Common phrases include:
- My child is being cared for by a nanny or guardian.
- My wife or husband is dead.
- My child is already calling you “mom” or “dad.”
- You are my love or my darling.
- I cannot wait to be with you.
A legitimate love interest will understand if you ask for proof they are for real.
Request a customized photo. Ask them to hold today’s newspaper or a book you have both read in the photo. Next, conduct an online search of any photos they’ve already provided.
If using Bing, choose “Search by Image” by clicking the camera icon under the image search subsection. If using Google, do an image search. If the search results indicate something suspicious, it’s time to lay the evidence on the table. Don’t be surprised if they admit they are a scammer but “have fallen in love for real.” That’s just another tactic, and a heavily recycled one.
What you can do:
- As difficult as it may be, cease all communication.
- Block attempts to resume contact via email, text, or phone. Above all, resist the temptation to physically locate and confront the person you’ve been corresponding with. Turn over everything, including copies of correspondence, to law enforcement and let them investigate.
- If you met on a dating site, contact the site administrator, and let them know.
- If you met on social media, lock down your account.
- New “friend requests” could be the same scammer or one of their associates.
- Screen incoming calls and don’t answer any callers you don’t immediately recognize; let it go to voicemail.
- If possible, change your phone number and make it non-public.
Romance scams hit twice: once in the heart, and then in the pocketbook.
- If your bank or credit accounts were used, contact the bank and credit provider and the Social Security Administration.
- Put a credit alert or freeze on your accounts.
- Get a free copy of your credit report and look for accounts you don’t recognize. Make a report with the FBI’s Internet Crime Complaint Center: www.Ic3.gov and the FTC’s Bureau of Consumer Protection: www.consumer.ftc.gov.

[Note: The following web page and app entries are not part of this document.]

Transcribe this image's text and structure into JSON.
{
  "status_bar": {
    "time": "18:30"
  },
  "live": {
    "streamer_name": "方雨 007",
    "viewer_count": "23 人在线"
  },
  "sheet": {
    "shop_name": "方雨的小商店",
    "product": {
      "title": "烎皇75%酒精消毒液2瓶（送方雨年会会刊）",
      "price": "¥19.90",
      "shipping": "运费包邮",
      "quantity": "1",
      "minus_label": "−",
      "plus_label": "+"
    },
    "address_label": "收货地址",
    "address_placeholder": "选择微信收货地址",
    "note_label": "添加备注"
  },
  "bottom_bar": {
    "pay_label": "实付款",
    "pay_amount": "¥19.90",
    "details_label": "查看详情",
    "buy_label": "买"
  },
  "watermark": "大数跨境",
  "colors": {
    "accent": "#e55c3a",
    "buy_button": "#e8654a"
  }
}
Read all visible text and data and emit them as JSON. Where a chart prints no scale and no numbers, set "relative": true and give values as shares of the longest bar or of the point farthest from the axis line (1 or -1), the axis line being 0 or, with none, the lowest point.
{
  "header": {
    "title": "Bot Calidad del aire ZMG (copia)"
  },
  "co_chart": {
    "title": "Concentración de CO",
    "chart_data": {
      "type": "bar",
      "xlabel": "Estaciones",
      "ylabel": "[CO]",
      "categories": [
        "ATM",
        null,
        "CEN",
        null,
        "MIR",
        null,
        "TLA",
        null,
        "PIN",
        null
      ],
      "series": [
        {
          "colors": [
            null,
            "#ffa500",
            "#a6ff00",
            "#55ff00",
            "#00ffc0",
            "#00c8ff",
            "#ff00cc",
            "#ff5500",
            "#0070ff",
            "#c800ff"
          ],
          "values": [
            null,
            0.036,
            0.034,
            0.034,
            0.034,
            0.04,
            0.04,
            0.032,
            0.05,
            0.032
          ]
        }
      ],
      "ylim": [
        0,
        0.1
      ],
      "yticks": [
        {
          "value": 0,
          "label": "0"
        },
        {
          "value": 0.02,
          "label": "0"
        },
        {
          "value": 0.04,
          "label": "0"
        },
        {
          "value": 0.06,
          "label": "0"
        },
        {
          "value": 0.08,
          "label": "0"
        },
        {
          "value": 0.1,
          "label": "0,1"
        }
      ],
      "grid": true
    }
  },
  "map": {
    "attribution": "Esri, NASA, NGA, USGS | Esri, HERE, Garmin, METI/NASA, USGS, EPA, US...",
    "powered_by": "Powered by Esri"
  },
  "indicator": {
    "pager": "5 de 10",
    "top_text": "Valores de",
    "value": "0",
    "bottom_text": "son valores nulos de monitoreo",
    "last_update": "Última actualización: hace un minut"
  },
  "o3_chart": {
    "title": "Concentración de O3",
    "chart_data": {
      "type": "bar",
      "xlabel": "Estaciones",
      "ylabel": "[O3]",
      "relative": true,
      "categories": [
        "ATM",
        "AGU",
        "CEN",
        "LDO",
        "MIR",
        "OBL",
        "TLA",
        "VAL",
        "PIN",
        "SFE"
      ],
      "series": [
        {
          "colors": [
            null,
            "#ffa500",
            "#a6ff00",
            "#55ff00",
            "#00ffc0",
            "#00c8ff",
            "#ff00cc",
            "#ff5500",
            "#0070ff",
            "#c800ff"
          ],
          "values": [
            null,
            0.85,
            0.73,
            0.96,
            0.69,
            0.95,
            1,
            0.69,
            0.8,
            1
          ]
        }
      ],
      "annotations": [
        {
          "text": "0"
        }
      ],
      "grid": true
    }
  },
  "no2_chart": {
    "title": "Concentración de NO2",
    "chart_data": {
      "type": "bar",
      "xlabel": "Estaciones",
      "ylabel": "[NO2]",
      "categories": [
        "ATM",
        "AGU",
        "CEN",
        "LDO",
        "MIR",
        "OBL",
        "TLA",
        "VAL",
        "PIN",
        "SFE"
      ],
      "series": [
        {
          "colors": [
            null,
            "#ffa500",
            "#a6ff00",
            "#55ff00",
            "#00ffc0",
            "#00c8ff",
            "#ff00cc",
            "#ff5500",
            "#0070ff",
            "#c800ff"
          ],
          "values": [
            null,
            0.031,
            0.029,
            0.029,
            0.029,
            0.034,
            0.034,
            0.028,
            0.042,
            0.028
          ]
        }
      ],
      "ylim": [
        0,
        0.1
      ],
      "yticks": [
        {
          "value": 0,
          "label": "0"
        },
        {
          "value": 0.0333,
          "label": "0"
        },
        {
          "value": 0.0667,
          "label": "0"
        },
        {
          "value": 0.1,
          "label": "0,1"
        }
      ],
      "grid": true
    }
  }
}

- Or, call the FTC: 877-382-4357.
What we can all do together:
- Educate and promote awareness about online romance scams, so people can identify scams and report them.
- Report and encourage others to report online romance scams. The more reports of these scams, the more resources will be dedicated to preventing them in the future.